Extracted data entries
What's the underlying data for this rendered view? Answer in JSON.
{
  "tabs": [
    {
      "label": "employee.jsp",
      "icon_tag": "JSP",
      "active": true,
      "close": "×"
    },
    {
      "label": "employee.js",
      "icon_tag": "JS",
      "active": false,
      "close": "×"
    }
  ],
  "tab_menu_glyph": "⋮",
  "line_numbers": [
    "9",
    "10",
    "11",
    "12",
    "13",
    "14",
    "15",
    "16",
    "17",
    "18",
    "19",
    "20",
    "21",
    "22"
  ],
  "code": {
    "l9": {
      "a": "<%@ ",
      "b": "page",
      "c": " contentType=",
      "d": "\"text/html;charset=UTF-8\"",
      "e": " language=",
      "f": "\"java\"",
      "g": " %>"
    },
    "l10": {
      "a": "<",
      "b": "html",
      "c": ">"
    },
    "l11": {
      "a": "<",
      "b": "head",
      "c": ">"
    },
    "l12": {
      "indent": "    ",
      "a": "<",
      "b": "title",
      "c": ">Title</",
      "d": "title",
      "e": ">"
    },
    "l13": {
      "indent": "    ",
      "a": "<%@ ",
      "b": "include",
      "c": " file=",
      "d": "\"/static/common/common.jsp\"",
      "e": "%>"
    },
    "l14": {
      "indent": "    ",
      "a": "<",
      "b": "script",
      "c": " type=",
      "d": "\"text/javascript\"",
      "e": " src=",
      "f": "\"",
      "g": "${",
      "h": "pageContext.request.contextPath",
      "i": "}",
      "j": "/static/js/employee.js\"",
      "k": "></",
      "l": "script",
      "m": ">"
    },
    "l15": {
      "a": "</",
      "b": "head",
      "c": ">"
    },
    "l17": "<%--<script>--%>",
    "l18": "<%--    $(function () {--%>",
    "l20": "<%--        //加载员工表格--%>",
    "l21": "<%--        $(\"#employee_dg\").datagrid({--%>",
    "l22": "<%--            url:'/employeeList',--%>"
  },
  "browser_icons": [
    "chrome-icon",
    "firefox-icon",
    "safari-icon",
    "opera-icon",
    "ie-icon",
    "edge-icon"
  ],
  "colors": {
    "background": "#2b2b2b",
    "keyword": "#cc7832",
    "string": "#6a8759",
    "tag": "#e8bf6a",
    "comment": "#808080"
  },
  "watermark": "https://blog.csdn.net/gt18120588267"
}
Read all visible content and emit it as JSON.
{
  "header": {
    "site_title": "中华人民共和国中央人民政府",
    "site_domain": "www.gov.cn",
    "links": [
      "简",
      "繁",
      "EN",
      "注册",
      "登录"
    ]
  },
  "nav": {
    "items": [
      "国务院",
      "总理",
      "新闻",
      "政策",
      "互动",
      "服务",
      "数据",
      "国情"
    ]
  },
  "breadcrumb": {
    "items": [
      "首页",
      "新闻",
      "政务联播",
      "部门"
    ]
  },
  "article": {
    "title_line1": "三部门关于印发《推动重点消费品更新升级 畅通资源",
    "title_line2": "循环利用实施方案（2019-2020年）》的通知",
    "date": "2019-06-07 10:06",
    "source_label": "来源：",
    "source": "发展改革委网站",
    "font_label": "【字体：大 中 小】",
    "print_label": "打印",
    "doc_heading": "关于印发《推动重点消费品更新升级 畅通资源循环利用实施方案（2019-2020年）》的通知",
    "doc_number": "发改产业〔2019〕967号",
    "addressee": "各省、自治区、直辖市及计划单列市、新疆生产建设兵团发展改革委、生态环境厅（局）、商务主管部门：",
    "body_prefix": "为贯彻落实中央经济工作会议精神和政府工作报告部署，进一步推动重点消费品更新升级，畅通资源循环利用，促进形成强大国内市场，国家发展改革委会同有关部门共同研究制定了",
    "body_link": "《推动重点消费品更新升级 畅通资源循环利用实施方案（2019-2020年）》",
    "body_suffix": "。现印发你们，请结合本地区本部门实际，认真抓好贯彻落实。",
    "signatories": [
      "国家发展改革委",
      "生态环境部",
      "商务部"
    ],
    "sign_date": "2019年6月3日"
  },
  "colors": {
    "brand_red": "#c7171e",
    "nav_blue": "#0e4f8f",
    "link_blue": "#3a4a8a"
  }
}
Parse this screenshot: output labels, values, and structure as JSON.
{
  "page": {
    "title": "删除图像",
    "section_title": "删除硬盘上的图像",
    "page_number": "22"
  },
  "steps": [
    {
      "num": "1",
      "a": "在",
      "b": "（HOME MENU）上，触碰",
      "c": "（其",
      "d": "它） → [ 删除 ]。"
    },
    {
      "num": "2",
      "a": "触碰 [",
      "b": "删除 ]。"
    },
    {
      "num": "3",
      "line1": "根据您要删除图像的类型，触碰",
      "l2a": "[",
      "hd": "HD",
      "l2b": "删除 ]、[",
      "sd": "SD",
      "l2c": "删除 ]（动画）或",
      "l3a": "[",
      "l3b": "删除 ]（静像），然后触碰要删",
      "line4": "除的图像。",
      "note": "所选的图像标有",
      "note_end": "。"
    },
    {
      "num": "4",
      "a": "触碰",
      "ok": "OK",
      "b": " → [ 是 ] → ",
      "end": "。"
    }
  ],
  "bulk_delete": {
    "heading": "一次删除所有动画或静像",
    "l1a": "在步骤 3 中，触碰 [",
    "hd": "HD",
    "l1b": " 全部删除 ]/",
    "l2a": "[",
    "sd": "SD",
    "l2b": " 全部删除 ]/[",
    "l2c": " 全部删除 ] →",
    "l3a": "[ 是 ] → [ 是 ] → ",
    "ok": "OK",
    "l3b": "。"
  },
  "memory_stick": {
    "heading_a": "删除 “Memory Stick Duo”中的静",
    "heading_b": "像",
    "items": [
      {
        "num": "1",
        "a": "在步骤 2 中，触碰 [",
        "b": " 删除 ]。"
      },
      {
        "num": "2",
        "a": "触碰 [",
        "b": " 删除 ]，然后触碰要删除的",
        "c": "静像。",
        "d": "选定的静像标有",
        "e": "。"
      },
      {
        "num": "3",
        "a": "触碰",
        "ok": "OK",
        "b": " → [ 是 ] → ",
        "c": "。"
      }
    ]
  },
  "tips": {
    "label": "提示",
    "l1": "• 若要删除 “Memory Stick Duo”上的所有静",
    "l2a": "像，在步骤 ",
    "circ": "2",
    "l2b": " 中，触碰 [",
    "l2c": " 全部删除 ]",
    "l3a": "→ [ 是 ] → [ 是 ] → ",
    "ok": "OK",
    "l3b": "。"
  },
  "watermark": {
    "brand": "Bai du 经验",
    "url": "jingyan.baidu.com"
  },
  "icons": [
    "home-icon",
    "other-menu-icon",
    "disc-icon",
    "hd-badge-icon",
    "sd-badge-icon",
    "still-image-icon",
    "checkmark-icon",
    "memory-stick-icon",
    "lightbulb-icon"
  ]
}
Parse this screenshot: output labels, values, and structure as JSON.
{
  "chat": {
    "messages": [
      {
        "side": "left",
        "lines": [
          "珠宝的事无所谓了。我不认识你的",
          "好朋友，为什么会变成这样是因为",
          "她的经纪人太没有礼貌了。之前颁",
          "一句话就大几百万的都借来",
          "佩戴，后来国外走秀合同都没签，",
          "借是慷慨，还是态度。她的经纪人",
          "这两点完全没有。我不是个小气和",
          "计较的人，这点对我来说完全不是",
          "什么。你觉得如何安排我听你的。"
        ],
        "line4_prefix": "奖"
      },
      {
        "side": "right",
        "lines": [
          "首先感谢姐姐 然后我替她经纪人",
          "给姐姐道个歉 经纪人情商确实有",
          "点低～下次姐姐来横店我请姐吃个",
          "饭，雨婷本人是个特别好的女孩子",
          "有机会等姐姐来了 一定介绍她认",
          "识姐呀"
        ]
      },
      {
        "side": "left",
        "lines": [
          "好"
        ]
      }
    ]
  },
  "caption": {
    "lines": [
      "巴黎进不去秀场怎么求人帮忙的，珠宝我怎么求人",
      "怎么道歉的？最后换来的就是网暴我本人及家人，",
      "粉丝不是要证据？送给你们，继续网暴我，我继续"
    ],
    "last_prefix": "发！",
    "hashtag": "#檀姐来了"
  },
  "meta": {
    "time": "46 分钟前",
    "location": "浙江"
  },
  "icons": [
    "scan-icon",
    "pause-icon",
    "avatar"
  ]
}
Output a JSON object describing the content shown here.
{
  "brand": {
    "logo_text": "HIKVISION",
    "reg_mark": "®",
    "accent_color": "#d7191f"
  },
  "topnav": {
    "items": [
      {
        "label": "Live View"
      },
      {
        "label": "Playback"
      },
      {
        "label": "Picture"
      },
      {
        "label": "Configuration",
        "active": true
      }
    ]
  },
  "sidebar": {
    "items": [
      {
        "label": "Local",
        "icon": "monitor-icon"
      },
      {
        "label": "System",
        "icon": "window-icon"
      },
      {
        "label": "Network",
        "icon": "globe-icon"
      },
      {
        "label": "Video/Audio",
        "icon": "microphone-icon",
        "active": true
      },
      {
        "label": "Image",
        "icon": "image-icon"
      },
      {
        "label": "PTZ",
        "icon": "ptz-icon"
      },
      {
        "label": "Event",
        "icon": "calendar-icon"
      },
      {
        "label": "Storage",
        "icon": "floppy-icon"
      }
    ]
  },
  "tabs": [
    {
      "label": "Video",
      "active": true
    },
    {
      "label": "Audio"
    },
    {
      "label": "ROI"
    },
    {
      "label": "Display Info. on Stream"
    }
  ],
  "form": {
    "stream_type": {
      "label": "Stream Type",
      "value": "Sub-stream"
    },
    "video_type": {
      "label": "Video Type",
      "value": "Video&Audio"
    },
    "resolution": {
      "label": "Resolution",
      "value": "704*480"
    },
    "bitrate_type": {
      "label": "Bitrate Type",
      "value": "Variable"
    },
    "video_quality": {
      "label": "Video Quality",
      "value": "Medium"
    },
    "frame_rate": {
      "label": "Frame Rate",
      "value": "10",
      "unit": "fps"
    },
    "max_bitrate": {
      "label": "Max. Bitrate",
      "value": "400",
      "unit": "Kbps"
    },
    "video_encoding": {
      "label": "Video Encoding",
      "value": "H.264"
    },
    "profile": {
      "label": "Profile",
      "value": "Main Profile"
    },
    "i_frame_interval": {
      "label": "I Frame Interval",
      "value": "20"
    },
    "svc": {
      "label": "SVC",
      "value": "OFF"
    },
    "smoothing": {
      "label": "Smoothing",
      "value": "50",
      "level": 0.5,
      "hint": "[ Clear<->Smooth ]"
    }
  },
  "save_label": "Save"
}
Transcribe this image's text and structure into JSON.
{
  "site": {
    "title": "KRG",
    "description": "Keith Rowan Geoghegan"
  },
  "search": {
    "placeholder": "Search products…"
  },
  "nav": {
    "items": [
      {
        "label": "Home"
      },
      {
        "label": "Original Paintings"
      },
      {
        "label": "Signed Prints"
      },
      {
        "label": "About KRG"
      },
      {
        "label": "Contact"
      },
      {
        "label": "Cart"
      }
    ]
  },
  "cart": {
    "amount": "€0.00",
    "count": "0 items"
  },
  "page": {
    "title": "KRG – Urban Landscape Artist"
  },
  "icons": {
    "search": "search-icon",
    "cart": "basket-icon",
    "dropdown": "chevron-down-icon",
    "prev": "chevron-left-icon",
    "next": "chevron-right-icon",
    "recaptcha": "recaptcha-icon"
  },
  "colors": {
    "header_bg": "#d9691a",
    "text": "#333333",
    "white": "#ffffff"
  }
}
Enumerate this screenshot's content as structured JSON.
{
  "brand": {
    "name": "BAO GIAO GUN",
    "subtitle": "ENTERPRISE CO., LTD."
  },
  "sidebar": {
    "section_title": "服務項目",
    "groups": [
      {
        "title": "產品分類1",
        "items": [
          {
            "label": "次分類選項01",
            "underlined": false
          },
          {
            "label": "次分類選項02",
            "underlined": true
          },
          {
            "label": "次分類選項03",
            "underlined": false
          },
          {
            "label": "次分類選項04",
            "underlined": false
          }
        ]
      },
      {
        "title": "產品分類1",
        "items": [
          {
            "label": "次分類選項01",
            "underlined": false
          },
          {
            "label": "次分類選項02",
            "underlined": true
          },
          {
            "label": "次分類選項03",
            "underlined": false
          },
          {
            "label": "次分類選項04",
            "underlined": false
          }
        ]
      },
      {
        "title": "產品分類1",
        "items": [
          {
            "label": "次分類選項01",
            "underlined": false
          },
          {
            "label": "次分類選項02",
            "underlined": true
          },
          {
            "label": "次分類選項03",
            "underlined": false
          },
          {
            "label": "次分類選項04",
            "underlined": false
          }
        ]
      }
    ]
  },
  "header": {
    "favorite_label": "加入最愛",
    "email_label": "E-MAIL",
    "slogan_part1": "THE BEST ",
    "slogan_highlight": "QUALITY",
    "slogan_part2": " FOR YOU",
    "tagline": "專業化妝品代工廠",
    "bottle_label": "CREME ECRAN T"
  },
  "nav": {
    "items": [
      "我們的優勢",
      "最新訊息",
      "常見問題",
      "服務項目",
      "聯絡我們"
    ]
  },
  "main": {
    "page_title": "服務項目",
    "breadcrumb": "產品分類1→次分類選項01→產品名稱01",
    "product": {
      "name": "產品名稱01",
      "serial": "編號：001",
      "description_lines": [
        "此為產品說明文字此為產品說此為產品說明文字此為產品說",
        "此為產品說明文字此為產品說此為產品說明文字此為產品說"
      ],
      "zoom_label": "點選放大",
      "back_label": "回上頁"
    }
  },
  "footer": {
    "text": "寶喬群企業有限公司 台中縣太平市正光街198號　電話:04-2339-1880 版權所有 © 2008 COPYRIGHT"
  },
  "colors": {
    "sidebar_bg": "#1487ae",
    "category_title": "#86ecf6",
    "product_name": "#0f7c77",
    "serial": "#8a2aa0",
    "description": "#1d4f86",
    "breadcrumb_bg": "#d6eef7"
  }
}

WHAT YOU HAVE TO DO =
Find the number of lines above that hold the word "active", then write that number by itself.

EXERCISE ANSWER =
5